The Holcim Awards competition recognizes the importance of engaging tomorrow’s professionals on the theme of sustainable construction through the “Next Generation” category which shares the visions and ideas of postgraduate university students. First prize was awarded to August Liau, Massachusetts Institute of Technology (MIT), United States for a project to increase bicycle commuting in Beijing, China. The project advocates pedal power as a dynamic alternative for urban transit and recalls its well-proven potential in the world’s former cycling capital. Second prize was awarded to Indian student Mishkat Ahmed, University of California, Berkeley, United States for an approach to town planning that introduces focus and context-sensitivity into large scale urban planning for the revitalization and urban development of Navi Mumbai. Julia King, London Metropolitan University, United Kingdom received the third prize for a sound research approach that leads to a practical solution for an urgent problem by providing a decentralized sanitation system in Savda Gehvra, a regulated resettlement suburb 30km west of New Delhi, India.
Holcim Awards submissions for projects in Asia Pacific were evaluated by an independent jury hosted by the Indian Institute of Technology (IIT Bombay), in Mumbai: Wowo Ding (Head, China), Uday Athavankar (India), Olivia la O’ Castillo (Philippines), Paul Hugentobler (Switzerland), Momoyo Kaijima (Japan), Ashok B Lall (India), Valérie Portefaix (China), Hans-Rudolf Schalcher (Switzerland), and Gunawan Tjahjono (Indonesia) used the five “target issues” for sustainable construction developed by the Holcim Foundation to evaluate submissions.
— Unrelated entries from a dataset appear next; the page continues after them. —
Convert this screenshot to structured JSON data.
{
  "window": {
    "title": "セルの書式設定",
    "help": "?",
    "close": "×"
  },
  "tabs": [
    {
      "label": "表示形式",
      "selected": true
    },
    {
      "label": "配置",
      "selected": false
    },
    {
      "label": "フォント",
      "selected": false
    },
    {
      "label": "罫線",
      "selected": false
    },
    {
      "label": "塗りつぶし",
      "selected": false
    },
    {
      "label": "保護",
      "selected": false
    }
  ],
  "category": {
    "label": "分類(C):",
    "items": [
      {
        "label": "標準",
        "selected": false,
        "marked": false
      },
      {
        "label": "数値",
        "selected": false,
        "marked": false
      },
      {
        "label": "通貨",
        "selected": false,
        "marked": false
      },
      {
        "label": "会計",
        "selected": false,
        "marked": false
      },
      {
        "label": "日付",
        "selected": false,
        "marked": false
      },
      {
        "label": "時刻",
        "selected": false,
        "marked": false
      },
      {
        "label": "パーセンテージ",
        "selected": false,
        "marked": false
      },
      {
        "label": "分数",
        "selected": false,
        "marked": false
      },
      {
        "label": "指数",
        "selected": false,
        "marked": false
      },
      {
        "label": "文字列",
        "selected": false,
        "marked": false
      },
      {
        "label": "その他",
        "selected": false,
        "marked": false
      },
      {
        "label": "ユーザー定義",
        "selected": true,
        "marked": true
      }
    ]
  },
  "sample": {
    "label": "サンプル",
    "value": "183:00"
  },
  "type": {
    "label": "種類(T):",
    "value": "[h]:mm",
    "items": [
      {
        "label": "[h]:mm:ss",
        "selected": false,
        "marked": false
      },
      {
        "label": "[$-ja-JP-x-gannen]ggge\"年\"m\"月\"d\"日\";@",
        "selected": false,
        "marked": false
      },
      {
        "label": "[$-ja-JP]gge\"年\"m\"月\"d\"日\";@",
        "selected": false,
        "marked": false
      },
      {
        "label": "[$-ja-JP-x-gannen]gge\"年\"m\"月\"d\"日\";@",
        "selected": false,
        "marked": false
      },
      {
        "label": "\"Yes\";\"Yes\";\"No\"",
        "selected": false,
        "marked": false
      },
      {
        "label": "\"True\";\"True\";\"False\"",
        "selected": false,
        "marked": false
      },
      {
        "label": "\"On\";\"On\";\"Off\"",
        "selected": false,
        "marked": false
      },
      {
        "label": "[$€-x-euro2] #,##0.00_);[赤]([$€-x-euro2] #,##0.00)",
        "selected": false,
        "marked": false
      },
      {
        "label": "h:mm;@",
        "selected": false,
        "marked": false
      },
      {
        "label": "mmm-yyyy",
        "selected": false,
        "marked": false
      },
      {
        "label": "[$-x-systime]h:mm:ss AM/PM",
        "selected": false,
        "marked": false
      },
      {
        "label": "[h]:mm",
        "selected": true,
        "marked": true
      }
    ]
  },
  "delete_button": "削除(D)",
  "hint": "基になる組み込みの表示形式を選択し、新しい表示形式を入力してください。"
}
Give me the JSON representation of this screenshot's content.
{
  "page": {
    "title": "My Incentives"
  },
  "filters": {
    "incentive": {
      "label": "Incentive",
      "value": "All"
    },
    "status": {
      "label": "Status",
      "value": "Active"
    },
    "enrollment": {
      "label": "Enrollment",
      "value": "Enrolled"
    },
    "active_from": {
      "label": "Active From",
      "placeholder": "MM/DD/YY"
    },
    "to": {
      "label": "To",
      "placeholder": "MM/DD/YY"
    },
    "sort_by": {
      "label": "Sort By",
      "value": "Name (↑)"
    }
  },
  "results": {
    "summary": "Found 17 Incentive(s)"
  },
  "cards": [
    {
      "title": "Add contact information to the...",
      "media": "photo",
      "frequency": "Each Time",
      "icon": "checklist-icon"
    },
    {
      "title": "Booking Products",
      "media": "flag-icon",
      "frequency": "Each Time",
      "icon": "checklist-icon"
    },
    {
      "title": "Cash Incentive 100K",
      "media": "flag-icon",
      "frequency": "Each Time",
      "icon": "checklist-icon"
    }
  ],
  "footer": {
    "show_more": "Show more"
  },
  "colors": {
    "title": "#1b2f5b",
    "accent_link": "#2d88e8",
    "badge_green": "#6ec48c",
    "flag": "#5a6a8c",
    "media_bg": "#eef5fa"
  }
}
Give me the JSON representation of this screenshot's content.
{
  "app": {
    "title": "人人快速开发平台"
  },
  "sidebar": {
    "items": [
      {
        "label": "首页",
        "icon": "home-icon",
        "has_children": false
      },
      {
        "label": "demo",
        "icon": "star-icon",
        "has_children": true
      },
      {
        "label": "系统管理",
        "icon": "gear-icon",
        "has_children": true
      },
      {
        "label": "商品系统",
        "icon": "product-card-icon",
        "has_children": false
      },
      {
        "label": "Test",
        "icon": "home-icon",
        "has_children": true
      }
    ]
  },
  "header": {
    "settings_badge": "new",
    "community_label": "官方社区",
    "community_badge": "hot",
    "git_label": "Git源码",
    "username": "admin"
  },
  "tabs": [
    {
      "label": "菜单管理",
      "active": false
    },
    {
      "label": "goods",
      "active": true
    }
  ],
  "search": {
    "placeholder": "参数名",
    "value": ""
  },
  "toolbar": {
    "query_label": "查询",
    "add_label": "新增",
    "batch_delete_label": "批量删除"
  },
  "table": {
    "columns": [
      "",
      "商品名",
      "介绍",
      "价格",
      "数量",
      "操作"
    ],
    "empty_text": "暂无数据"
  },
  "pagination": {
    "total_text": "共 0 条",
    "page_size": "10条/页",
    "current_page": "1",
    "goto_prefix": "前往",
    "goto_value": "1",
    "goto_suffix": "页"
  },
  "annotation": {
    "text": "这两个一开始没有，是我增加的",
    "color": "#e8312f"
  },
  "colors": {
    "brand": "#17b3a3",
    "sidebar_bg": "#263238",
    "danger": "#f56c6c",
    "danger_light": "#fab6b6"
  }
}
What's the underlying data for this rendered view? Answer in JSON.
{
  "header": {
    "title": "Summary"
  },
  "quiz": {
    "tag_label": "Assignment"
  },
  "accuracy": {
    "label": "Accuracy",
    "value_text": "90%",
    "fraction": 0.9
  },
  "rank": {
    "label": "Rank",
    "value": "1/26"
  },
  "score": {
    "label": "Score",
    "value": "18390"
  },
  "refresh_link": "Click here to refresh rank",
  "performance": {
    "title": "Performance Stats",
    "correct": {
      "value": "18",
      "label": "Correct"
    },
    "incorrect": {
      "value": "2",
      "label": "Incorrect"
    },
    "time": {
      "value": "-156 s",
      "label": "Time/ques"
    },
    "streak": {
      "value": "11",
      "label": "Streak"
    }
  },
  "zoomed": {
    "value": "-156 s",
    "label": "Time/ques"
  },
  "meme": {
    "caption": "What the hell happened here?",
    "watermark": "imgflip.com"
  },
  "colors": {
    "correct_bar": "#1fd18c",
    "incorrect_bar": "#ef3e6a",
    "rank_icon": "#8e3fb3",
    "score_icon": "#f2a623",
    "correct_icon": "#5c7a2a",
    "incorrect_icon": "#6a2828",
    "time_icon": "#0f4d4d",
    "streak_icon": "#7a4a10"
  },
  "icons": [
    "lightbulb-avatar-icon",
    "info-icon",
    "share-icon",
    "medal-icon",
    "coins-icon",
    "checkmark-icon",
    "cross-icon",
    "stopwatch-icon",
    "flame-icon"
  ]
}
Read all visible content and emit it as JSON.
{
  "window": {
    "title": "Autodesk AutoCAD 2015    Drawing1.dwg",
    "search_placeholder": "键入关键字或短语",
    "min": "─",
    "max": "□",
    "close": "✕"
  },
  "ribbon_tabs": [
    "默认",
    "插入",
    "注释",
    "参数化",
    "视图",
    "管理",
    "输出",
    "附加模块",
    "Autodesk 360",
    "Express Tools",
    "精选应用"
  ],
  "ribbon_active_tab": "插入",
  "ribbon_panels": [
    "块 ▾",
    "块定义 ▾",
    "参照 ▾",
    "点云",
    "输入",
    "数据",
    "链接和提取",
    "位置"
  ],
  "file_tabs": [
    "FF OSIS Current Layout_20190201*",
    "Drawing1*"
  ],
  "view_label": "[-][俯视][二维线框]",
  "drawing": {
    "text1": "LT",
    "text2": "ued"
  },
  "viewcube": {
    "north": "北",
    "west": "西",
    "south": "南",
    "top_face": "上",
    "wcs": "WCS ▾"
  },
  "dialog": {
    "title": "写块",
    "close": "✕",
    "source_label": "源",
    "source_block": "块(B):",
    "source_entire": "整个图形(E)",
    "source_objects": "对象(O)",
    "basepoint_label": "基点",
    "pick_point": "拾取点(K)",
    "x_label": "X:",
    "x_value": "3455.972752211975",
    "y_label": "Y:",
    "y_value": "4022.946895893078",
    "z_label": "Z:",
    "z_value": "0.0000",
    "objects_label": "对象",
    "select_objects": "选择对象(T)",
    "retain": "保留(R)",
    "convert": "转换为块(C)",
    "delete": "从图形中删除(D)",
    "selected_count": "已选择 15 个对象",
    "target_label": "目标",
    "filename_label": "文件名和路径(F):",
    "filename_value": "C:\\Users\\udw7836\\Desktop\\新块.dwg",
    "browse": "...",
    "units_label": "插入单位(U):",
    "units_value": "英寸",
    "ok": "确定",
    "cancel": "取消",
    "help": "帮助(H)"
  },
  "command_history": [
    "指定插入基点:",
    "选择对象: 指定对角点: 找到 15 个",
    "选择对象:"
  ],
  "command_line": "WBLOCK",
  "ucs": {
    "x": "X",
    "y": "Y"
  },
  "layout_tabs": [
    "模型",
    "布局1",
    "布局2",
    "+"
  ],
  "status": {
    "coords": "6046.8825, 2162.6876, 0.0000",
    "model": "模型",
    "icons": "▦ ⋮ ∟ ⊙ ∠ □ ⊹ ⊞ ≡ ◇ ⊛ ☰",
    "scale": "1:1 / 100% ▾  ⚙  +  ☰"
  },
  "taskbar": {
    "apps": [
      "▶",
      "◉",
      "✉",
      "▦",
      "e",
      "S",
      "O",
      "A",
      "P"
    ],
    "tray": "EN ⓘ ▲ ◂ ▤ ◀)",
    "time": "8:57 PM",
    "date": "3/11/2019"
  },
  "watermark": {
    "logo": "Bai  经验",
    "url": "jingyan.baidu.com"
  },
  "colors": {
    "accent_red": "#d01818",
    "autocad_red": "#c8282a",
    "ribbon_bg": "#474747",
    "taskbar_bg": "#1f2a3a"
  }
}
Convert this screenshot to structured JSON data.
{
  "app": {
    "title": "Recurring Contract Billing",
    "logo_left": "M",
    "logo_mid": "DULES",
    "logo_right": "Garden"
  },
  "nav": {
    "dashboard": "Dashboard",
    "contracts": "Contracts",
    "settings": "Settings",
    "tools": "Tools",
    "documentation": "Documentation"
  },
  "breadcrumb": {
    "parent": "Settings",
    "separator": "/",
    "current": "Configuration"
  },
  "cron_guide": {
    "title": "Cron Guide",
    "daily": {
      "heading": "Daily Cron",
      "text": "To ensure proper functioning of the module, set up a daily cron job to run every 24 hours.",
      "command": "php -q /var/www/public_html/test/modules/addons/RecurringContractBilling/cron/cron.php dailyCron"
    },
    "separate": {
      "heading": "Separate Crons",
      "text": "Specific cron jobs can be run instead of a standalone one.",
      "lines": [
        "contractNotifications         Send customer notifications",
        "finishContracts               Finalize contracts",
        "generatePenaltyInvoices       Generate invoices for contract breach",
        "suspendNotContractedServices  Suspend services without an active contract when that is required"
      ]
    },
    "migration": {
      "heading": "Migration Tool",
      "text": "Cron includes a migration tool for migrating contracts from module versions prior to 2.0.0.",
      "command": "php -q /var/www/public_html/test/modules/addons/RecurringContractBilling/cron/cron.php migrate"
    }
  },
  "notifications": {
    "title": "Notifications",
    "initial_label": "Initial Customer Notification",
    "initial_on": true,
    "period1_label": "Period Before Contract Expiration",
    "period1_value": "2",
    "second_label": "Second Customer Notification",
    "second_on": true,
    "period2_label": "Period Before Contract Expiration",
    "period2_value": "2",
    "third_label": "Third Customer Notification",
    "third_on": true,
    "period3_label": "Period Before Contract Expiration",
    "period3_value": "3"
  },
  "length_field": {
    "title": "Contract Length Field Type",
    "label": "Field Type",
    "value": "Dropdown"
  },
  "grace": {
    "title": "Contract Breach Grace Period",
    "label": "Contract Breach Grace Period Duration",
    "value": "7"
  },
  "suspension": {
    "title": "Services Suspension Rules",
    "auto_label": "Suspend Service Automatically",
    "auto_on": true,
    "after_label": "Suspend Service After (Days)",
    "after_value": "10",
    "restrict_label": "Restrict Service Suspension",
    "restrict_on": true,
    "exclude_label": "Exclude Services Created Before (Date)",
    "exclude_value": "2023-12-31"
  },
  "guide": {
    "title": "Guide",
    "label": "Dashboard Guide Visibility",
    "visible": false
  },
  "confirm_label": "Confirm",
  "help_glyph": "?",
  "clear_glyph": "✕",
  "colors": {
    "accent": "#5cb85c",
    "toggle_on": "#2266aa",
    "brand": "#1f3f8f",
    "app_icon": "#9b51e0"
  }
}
The “target issues” address the triple bottom line of economic, environmental, and social factors together with architectural quality and the potential to apply the innovation in other locations.
The Swiss-based Holcim Foundation for Sustainable Construction conducts the Holcim Awards competition to promote sustainable responses to contemporary technological, environmental, socioeconomic and cultural issues from the building and construction. More than 6,000 submissions for projects located in 146 countries entered the competition with a total prize sum of USD 2 million per three-year cycle.
Check out images of the six Acknowledgement Prizes and three "Next Generation" Prizes in the image gallery below. All images courtesy of the Holcim Foundation.